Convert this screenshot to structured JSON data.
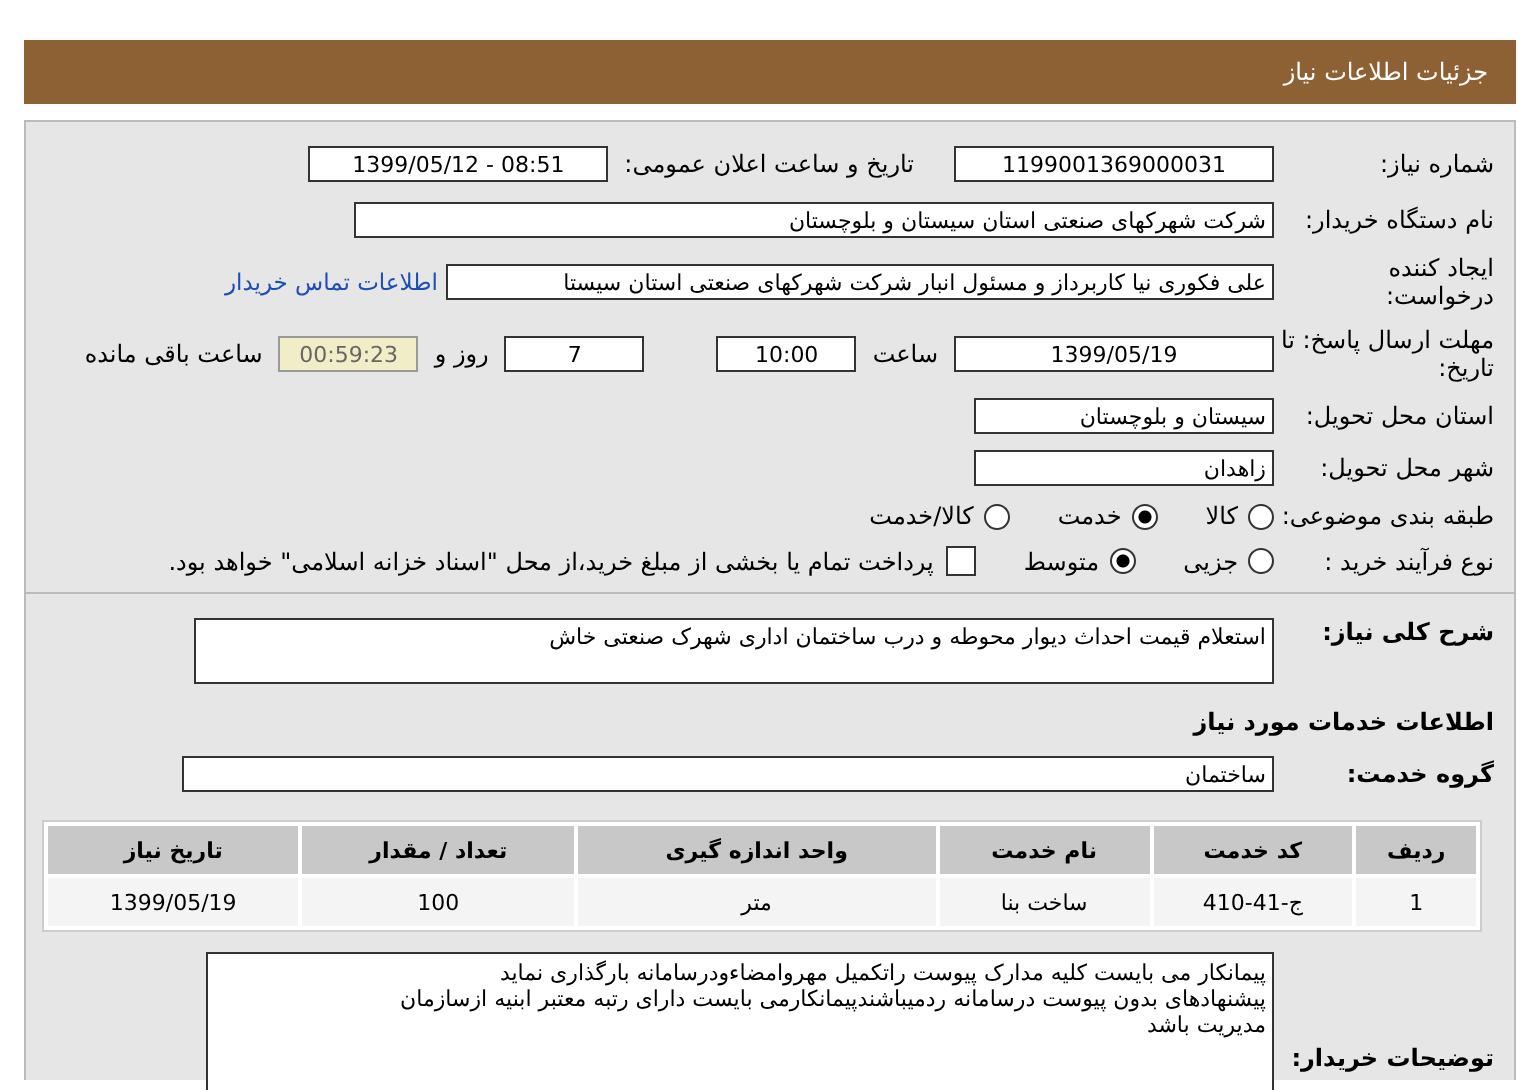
{
  "header": {
    "title": "جزئیات اطلاعات نیاز"
  },
  "need_number": {
    "label": "شماره نیاز:",
    "value": "1199001369000031"
  },
  "announce": {
    "label": "تاریخ و ساعت اعلان عمومی:",
    "value": "1399/05/12 - 08:51"
  },
  "buyer_org": {
    "label": "نام دستگاه خریدار:",
    "value": "شرکت شهرکهای صنعتی استان سیستان و بلوچستان"
  },
  "creator": {
    "label": "ایجاد کننده درخواست:",
    "value": "علی  فکوری نیا کاربرداز و مسئول انبار شرکت شهرکهای صنعتی استان سیستا",
    "link": "اطلاعات تماس خریدار"
  },
  "deadline": {
    "label": "مهلت ارسال پاسخ: تا تاریخ:",
    "date": "1399/05/19",
    "time_label": "ساعت",
    "time": "10:00",
    "days": "7",
    "days_label": "روز و",
    "remaining": "00:59:23",
    "remaining_label": "ساعت باقی مانده"
  },
  "province": {
    "label": "استان محل تحویل:",
    "value": "سیستان و بلوچستان"
  },
  "city": {
    "label": "شهر محل تحویل:",
    "value": "زاهدان"
  },
  "category": {
    "label": "طبقه بندی موضوعی:",
    "options": [
      {
        "label": "کالا",
        "selected": false
      },
      {
        "label": "خدمت",
        "selected": true
      },
      {
        "label": "کالا/خدمت",
        "selected": false
      }
    ]
  },
  "process": {
    "label": "نوع فرآیند خرید :",
    "options": [
      {
        "label": "جزیی",
        "selected": false
      },
      {
        "label": "متوسط",
        "selected": true
      }
    ],
    "payment": {
      "checked": false,
      "text": "پرداخت تمام یا بخشی از مبلغ خرید،از محل \"اسناد خزانه اسلامی\" خواهد بود."
    }
  },
  "summary": {
    "label": "شرح کلی نیاز:",
    "value": "استعلام قیمت احداث دیوار محوطه و درب ساختمان اداری شهرک صنعتی خاش"
  },
  "services_title": "اطلاعات خدمات مورد نیاز",
  "service_group": {
    "label": "گروه خدمت:",
    "value": "ساختمان"
  },
  "table": {
    "columns": [
      "ردیف",
      "کد خدمت",
      "نام خدمت",
      "واحد اندازه گیری",
      "تعداد / مقدار",
      "تاریخ نیاز"
    ],
    "rows": [
      [
        "1",
        "ج-41-410",
        "ساخت بنا",
        "متر",
        "100",
        "1399/05/19"
      ]
    ]
  },
  "notes": {
    "label": "توضیحات خریدار:",
    "lines": [
      "پیمانکار می بایست کلیه مدارک پیوست راتکمیل مهروامضاءودرسامانه بارگذاری نماید",
      "پیشنهادهای بدون پیوست  درسامانه ردمیباشندپیمانکارمی بایست دارای رتبه معتبر ابنیه ازسازمان",
      "مدیریت باشد"
    ]
  }
}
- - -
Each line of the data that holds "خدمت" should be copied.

Task solution:
        "label": "خدمت",
        "label": "کالا/خدمت",
    "label": "گروه خدمت:",
      "کد خدمت",
      "نام خدمت",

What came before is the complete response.